How Congress’ Latest Welfare Expansion Will Discourage Work
In the debt ceiling agreement last spring, House Republicans passed legislation making modest changes to work requirements for certain government programs. Less than 12 months later, another congressional agreement could effectively undo that progress.
Congressional leaders recently announced an agreement on a tax package, the rumors of which had been circulating for several weeks. The House Ways and Means Committee passed the agreement shortly thereafter. In so doing, committee members took another step toward expanding the welfare state, one that will lead to more low-income families on the government rolls than in work.
Child Subsidy Changes
As previously noted, the tax agreement made changes to a child subsidy program supported by Democrats in exchange for business tax provisions favored by Republicans. The following are among the noteworthy changes to the child subsidy program included in the bill.
Refundability: The legislation increases the portion of the subsidy considered refundable — that is, the amount that households can receive as a cash payment over and above any income tax liability they have. Under current law, $1,600 of the $2,000 subsidy is refundable, but the legislation would increase that threshold to the full $2,000 in 2025. While this provision, along with the others discussed below, will technically expire in 2025, Democrats will likely move to extend all of them as part of consideration of the Trump tax plan, major portions of which will also expire next year.
While Congress calls this particular program the “child tax credit,” the term in many respects constitutes a misnomer, because most of the payments go to individuals who owe no income taxes. For instance, the Joint Committee on Taxation found that over 91 percent — or $30.6 billion of the $33.5 billion cost — of these changes to the “child tax credit” would come via outlay (i.e., spending) effects, making it much more of a welfare subsidy than a reduction in tax liability.

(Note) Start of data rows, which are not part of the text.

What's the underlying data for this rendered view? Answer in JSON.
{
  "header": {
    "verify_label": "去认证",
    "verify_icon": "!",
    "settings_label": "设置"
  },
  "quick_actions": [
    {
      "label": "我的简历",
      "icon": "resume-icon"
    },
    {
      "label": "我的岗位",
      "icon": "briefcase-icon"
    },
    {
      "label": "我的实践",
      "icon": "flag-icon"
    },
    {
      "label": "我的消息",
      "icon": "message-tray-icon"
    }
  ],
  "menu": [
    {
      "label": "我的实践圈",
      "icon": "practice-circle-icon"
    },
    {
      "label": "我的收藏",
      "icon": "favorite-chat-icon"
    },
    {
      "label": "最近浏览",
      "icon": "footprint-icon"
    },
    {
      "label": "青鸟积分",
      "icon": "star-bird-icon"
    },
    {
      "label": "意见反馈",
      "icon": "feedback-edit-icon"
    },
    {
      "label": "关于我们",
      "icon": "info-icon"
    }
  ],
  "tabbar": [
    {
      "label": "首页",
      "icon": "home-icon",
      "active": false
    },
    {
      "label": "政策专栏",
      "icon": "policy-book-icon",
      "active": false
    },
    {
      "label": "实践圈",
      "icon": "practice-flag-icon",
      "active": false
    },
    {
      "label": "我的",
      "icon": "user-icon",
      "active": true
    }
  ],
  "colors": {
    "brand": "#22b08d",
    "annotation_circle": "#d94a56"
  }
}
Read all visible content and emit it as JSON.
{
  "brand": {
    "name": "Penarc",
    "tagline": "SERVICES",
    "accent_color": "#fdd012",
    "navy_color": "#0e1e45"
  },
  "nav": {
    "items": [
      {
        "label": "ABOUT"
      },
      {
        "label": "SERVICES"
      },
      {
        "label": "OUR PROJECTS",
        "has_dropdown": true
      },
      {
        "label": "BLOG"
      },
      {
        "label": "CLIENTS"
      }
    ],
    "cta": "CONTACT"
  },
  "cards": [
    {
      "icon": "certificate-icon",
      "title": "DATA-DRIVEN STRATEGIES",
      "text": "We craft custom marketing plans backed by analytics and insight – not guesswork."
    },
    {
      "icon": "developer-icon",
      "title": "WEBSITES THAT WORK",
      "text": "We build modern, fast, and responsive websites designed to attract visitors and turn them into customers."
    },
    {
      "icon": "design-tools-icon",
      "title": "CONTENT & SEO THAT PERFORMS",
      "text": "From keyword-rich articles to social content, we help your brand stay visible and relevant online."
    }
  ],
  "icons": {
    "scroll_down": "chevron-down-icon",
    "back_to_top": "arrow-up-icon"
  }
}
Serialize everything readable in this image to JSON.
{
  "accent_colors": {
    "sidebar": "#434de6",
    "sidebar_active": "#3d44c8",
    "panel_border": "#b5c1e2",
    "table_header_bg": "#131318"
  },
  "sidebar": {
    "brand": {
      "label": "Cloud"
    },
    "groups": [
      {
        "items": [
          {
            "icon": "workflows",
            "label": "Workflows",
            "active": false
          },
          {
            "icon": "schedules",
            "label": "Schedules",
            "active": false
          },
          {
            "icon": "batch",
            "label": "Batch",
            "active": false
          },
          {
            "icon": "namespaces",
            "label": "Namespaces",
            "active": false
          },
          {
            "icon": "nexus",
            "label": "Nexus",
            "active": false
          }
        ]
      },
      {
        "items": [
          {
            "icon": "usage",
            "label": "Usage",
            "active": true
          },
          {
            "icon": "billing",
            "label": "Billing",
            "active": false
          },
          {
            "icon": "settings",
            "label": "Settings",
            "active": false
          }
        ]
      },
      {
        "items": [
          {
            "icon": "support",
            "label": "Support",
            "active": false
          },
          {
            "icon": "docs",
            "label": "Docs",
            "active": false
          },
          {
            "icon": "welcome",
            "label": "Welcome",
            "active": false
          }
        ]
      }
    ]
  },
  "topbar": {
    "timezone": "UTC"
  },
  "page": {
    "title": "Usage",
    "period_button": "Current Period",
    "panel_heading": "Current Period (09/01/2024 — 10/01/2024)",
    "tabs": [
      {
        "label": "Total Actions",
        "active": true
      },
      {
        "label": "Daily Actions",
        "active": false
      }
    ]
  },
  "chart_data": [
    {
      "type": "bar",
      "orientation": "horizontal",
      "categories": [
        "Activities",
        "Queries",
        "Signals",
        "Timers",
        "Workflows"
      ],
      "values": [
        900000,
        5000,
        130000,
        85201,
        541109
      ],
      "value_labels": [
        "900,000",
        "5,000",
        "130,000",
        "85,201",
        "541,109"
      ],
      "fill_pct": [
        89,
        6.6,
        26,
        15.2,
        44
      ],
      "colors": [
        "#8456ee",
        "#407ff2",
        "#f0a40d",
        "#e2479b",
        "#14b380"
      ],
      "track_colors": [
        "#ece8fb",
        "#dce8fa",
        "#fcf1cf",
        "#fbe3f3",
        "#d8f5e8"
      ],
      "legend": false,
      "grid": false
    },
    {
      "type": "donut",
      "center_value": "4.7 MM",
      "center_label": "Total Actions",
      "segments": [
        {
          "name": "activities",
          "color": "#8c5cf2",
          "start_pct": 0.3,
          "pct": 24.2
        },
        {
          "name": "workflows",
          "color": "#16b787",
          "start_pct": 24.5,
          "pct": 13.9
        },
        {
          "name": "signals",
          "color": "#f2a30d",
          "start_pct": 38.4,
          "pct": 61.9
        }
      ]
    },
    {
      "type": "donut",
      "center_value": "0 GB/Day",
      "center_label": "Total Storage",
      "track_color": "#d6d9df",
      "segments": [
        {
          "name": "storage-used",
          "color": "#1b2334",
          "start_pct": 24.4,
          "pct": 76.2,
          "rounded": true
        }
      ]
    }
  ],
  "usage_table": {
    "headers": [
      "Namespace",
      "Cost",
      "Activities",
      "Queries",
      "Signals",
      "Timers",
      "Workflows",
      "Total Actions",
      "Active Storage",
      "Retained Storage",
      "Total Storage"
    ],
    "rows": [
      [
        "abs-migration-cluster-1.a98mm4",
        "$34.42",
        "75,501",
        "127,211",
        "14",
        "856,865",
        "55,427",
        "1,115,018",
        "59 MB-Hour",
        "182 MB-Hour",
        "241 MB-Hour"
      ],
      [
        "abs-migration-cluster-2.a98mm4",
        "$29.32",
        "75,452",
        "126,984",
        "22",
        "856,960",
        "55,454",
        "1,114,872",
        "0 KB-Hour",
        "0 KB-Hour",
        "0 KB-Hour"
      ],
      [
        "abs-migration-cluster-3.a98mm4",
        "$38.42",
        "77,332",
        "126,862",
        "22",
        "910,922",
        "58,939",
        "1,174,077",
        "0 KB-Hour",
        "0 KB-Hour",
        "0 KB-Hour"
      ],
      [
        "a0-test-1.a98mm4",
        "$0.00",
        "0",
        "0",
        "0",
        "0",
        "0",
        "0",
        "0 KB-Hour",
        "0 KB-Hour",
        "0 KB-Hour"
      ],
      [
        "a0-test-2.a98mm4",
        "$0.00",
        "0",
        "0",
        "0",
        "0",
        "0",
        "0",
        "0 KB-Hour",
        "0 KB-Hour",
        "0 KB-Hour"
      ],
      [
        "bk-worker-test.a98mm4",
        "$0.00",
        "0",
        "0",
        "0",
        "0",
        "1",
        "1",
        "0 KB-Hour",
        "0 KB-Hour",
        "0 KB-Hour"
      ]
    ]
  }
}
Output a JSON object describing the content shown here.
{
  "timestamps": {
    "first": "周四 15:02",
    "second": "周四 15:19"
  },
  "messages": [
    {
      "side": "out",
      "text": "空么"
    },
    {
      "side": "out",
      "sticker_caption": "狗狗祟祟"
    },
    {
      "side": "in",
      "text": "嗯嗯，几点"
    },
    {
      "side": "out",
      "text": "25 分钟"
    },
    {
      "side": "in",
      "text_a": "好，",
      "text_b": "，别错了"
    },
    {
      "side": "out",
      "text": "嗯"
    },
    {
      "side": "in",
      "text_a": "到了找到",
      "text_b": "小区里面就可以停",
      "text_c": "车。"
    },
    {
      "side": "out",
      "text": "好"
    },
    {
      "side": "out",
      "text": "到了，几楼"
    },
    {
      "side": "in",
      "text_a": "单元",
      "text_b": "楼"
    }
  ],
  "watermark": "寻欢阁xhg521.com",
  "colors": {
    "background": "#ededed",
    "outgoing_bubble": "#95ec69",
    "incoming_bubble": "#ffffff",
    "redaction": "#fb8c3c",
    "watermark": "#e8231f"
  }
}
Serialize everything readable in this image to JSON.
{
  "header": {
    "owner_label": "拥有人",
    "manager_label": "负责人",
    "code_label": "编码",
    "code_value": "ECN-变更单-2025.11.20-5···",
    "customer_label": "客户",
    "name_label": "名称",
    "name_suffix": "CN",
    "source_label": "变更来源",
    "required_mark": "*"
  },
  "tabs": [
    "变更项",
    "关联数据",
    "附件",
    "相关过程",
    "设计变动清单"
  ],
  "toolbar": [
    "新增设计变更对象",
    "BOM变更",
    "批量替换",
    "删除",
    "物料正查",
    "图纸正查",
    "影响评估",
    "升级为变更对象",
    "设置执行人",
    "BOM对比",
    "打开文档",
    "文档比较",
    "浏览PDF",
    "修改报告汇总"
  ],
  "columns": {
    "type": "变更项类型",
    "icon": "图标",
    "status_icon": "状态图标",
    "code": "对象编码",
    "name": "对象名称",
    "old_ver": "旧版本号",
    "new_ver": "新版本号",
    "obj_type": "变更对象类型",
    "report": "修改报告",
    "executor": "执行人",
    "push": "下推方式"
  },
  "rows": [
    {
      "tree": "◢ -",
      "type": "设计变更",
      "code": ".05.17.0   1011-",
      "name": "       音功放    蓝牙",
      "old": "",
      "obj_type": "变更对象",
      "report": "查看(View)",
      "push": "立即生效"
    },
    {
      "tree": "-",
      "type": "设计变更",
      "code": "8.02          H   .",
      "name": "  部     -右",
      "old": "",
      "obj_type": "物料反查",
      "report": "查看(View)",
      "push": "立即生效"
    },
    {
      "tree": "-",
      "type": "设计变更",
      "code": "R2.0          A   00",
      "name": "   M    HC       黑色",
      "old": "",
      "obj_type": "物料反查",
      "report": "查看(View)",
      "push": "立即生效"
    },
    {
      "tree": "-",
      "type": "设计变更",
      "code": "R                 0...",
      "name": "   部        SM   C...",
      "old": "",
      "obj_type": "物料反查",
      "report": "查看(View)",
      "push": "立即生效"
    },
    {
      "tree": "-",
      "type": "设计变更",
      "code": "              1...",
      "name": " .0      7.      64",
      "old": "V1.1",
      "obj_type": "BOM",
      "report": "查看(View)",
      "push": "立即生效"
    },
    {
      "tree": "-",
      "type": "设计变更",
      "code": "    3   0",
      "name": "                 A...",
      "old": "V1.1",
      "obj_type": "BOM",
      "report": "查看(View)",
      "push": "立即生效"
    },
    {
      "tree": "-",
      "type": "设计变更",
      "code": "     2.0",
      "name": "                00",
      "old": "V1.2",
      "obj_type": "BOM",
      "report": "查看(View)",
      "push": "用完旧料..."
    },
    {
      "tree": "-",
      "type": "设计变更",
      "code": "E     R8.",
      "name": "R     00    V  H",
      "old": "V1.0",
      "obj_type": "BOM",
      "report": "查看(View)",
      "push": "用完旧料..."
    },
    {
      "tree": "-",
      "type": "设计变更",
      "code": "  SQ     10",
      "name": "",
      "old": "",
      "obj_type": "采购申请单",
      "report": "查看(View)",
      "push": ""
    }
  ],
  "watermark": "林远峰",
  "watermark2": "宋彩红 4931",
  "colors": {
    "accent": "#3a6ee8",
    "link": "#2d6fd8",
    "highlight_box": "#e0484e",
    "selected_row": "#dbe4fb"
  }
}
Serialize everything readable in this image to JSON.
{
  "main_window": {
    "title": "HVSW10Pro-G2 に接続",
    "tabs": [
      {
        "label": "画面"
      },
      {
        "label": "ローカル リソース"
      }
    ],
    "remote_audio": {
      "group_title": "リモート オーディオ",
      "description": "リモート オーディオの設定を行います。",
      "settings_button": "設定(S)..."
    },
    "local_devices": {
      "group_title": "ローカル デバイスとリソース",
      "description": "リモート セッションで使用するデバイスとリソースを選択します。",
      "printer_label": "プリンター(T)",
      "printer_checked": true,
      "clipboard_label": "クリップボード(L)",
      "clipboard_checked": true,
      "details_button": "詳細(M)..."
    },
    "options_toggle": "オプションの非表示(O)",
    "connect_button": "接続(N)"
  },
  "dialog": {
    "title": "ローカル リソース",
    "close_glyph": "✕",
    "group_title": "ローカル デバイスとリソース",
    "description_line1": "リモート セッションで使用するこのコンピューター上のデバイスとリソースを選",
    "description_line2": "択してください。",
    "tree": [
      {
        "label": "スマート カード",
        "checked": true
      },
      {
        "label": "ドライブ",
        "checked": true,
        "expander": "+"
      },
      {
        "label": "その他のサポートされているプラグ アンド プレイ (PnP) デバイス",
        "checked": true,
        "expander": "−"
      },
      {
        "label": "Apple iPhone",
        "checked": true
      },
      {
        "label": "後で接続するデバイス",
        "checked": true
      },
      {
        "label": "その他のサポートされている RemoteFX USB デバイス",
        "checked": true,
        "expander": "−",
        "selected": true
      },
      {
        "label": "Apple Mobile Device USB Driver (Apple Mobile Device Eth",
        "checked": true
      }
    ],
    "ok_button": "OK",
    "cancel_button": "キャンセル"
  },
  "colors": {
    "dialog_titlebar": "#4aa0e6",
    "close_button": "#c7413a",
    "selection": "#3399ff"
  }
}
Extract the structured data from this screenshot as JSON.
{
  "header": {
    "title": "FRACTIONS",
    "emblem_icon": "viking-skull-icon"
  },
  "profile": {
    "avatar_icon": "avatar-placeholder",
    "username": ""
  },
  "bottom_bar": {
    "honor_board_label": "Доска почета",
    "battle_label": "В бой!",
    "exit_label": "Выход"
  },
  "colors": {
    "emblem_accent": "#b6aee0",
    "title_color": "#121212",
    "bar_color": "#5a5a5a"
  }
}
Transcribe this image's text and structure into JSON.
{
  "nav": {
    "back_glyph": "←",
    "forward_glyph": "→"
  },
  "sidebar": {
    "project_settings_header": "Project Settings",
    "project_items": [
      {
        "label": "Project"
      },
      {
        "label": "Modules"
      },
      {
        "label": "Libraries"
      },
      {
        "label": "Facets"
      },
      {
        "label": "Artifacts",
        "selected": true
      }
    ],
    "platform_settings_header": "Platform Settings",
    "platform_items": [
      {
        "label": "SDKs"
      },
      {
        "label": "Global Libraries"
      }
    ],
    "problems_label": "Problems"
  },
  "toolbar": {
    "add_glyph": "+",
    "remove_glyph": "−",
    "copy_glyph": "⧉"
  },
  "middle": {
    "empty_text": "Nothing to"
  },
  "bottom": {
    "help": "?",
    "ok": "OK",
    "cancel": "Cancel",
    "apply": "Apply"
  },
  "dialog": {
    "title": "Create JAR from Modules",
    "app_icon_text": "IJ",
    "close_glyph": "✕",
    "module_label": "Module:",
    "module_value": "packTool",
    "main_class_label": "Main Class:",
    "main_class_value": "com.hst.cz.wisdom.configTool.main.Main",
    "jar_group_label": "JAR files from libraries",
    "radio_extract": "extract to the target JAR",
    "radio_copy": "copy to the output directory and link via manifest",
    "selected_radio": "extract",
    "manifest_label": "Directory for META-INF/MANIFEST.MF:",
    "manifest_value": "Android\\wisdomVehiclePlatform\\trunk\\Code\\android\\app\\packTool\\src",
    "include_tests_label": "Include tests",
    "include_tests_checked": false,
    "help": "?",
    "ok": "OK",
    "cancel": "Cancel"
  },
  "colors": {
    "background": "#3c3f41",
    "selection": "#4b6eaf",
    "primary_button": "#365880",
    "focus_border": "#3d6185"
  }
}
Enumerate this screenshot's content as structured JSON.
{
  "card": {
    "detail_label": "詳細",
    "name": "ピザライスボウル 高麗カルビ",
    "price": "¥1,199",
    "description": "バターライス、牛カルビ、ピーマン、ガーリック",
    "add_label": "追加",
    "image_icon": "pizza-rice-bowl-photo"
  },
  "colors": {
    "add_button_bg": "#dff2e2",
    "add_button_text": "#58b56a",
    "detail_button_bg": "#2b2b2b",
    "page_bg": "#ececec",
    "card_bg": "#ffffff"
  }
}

Inflation: The legislation indexes the $2,000 subsidy program to inflation, resulting in automatic increases in subsidy amounts every year. While this bill will not immediately increase the subsidy to the $3,600 amount Democrats included in their 2021 “stimulus” legislation, the inflation indexing means that this portion of the welfare state will now increase automatically.
Phase-In: The legislation adjusts the structure of the subsidy, such that families can qualify for the full $2,000 subsidy with much lower earnings. For instance, The Wall Street Journal, citing research from the Foundation for Government Accountability, noted that “a parent with three children could qualify for $4,800 in [subsidies] with roughly $13,000 in earnings — instead of the $34,500 needed now.”
In theory, this could provide an additional incentive to very low-income individuals, who would get more “bang for their buck” (i.e., qualify for a greater subsidy) with earnings of $10,000-$15,000. But on the other hand, once parents reach the sharply reduced amounts to qualify for the maximum subsidy, they will have less incentive to work, not more.
Earnings Test: The bill changes the requirement that parents earn at least $2,500 per year to qualify for the subsidy to an earnings requirement of $2,500 every other year. The 2020 CARES Act allowed subsidy recipients to qualify based on their 2019 earnings — a policy that made some sense at the time, given the waves of unemployment resulting from Covid lockdowns. This bill would represent the first time Republicans would sign off on legislation weakening the annual earnings requirement, outside of emergency circumstances like the Covid pandemic or natural disasters (e.g., Hurricane Katrina).
Parents Leaving the Workforce
A recent American Enterprise Institute paper looked to quantify the effects of the last change discussed above on labor markets. As with the changes to the subsidy phase-in, the revised/weakened earnings test would have twin effects. For parents who do not work at all, the change would give them additional incentive to engage in at least some work, because they could double the amount of subsidy they receive by simply working for a short period every two years.
But overall, the AEI scholars found that the earnings test change alone would cause employment to fall by a net of about 153,000 every year. And the actual effect would likely exceed the paper’s estimates since the AEI scholars conservatively assumed that the behavior of married households where both parents work would not change at all.
While the AEI scholars did not model the ramifications of the changes to the subsidy phase-in, it would likely have a similar effect — reducing the incentive to work additional hours for households with all but the smallest incomes. These two changes, along with the others included in the agreement, would move the child subsidy closer to a universal basic income model — what Democrats achieved (albeit temporarily) in the 2021 “stimulus” measure that helped stoke the inflation families continue to struggle with today.
A Bad Deal
In exchange for this expansion of the welfare state, what did Republicans achieve? The extension of some corporate tax breaks — some of them retroactively.
Yes, tax reductions can stimulate economic growth, at some times and in some instances. But there are no two ways about it: Granting retroactive tax breaks for decisions companies have already made amounts to little more than corporate welfare — and the type of corruption that explains why most citizens hold Washington in such low esteem.
Trading corporate welfare for actual welfare expansions typifies the attitude of the Beltway “uniparty.” But it doesn’t help taxpayers, and ultimately it won’t help poor families either, who deserve better policies that reward the dignity and diligence of work.
This post was originally published at The Federalist.